▶ [Exercise]
In the records below, find each line that holds "Equity" and return it.

--------

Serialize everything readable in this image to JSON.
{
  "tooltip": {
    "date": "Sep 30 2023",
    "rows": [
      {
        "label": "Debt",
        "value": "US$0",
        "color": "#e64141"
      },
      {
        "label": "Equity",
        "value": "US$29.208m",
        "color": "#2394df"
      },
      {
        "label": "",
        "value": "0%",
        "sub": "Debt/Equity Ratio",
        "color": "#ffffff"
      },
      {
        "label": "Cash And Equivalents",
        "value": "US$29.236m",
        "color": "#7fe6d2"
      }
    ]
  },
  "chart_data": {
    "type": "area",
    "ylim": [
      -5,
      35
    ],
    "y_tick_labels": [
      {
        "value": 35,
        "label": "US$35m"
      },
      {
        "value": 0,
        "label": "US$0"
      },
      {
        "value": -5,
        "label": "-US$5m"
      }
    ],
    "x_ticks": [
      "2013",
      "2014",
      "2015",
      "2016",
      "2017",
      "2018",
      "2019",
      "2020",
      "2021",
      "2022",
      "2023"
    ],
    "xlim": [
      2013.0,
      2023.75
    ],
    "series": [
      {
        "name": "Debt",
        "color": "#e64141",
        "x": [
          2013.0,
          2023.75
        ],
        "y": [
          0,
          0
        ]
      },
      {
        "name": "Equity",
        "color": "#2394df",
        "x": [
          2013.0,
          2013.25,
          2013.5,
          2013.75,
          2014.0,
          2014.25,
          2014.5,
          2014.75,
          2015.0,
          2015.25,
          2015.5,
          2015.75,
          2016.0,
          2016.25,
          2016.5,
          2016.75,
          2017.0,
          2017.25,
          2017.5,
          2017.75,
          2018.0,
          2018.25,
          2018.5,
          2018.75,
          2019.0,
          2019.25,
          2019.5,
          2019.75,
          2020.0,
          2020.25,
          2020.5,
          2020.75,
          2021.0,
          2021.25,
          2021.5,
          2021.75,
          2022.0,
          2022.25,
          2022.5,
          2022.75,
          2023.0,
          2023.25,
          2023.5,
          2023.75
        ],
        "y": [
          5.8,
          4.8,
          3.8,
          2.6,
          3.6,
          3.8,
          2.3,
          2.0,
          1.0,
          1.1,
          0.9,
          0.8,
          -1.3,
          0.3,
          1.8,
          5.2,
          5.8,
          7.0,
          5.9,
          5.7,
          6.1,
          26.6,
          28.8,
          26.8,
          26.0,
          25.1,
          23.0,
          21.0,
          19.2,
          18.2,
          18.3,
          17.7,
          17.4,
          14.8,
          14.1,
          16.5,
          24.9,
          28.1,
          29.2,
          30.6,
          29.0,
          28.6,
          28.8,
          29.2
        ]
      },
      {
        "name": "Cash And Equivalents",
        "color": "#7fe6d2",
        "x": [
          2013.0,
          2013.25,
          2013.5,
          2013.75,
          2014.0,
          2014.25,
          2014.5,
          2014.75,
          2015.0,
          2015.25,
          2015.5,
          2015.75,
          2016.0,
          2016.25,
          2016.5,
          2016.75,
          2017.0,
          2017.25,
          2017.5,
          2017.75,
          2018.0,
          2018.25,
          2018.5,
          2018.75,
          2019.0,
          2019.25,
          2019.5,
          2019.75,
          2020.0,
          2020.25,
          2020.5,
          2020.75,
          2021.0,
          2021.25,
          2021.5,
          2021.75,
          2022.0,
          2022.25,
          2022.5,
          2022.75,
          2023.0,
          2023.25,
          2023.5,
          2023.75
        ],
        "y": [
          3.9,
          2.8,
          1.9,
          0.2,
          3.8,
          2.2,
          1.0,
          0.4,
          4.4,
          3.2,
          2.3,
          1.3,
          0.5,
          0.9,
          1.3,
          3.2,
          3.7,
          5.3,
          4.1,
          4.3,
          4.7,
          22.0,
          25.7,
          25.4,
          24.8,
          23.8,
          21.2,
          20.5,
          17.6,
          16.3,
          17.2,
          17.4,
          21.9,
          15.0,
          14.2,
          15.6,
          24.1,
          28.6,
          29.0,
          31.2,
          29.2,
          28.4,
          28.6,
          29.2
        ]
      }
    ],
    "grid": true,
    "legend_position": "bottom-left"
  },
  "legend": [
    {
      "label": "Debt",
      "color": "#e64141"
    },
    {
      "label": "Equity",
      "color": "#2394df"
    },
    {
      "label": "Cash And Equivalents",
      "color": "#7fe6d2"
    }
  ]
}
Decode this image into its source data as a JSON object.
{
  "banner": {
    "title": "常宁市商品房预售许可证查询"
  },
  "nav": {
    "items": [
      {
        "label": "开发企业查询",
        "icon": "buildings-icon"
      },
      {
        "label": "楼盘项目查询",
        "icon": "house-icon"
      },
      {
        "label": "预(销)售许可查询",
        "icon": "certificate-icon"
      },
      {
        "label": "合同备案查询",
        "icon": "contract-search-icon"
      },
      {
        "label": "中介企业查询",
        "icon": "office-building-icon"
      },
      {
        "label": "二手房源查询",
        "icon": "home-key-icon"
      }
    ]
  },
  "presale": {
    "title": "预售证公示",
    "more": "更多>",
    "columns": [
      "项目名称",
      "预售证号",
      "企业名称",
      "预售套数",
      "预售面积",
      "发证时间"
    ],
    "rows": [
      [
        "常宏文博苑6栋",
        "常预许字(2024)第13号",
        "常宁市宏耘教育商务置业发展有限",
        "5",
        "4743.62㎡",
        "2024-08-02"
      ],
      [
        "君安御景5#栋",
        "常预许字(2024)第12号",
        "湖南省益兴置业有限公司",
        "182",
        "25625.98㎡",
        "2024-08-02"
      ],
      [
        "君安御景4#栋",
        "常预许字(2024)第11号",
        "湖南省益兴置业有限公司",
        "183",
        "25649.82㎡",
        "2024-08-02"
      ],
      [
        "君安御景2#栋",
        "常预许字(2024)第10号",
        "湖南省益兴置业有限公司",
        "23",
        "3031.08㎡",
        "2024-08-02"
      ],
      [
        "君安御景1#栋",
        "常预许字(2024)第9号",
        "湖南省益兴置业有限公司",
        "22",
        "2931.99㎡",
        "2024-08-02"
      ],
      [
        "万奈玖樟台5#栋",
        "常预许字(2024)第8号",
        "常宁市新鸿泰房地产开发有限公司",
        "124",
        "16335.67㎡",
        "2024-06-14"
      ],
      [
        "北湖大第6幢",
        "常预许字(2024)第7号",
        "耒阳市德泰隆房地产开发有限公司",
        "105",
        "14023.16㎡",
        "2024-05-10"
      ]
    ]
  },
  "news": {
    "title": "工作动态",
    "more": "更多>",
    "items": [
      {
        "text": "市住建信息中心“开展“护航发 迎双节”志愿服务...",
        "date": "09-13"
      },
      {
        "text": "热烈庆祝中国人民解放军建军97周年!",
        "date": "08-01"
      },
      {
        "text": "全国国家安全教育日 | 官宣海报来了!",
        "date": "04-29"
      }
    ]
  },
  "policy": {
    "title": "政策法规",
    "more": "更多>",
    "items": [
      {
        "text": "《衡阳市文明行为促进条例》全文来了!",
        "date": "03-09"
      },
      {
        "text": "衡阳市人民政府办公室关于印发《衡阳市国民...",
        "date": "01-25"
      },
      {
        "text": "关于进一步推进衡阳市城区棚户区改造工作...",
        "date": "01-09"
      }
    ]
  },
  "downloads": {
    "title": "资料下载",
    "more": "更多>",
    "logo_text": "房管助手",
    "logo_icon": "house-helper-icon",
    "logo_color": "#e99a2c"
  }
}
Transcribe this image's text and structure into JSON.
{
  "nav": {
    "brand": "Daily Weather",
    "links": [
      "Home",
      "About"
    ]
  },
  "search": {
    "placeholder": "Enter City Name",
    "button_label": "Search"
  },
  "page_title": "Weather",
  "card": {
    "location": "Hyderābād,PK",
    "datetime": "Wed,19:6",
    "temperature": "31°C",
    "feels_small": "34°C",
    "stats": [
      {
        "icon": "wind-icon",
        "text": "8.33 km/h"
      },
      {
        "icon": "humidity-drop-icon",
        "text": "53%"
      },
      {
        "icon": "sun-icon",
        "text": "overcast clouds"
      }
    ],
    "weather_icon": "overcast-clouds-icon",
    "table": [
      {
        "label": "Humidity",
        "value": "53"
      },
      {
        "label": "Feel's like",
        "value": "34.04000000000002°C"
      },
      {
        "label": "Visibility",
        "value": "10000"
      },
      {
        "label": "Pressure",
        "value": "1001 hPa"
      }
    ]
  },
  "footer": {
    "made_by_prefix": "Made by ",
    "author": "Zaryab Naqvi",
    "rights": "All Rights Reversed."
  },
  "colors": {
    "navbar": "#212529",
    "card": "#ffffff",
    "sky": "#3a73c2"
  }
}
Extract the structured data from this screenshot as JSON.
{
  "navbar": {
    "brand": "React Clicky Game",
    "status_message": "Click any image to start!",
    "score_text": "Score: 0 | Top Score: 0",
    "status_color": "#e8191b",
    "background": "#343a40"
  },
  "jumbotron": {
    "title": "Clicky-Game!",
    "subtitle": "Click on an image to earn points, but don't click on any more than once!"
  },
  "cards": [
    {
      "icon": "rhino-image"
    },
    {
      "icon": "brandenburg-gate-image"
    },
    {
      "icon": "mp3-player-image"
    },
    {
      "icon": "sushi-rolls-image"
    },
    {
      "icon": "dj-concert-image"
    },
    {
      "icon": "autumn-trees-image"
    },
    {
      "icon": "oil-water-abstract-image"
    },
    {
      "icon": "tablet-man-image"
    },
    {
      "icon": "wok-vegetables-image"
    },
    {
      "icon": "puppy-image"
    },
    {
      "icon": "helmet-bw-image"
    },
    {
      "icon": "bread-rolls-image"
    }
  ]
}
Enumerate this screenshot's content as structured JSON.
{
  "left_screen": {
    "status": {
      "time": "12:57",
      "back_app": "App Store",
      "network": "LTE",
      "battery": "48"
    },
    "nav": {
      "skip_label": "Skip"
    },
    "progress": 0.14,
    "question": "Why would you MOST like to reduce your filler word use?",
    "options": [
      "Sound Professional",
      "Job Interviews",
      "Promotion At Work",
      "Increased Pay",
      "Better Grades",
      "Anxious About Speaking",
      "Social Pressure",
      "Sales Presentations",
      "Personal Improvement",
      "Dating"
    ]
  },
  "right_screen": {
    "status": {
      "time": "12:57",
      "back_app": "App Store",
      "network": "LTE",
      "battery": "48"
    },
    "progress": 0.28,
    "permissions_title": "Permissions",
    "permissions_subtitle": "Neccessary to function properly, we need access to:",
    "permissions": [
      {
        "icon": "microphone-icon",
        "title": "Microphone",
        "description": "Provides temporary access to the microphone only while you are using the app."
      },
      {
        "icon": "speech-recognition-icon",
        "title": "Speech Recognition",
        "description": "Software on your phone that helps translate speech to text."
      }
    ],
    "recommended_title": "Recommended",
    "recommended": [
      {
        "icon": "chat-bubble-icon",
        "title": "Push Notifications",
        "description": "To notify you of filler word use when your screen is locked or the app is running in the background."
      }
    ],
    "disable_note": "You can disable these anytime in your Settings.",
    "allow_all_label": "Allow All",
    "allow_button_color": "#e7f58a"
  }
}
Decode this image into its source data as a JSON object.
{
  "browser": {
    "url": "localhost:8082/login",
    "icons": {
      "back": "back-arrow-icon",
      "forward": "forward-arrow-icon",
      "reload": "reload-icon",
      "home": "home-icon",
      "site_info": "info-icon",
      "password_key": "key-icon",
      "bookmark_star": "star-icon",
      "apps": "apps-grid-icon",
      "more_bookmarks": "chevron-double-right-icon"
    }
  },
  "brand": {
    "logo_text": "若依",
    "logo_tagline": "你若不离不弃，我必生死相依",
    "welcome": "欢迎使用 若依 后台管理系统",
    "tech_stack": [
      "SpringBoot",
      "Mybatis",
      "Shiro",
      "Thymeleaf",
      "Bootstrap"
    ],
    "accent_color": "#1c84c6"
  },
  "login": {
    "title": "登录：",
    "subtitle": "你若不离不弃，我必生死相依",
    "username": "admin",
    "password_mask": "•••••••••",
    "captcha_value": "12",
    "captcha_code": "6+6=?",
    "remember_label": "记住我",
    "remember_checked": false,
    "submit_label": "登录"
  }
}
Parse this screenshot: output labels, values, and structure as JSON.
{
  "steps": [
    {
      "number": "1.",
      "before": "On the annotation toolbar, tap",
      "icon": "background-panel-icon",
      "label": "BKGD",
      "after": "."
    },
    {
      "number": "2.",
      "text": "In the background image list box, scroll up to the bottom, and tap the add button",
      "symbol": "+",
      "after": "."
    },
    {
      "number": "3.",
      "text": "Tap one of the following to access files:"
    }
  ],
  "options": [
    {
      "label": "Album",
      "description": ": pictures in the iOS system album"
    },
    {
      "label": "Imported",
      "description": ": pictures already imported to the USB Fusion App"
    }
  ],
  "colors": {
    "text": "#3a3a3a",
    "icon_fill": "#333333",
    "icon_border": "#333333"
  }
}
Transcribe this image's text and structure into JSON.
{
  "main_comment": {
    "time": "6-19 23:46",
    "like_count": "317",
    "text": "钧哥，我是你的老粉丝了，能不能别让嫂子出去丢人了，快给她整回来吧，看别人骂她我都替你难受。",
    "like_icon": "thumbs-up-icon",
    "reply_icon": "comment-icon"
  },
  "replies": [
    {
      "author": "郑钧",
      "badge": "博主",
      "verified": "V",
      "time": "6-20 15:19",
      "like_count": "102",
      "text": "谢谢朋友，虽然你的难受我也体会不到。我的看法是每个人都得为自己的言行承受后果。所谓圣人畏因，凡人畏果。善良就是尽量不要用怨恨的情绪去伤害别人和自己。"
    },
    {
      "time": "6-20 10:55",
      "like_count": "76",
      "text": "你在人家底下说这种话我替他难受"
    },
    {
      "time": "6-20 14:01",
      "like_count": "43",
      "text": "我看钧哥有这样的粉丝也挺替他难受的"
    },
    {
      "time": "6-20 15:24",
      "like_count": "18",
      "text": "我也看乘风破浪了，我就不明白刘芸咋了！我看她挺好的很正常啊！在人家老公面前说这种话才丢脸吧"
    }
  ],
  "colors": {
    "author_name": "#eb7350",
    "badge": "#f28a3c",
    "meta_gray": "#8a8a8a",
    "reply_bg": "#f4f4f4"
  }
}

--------

▶ [Exercise output]
        "label": "Equity",
        "sub": "Debt/Equity Ratio",
        "name": "Equity",
      "label": "Equity",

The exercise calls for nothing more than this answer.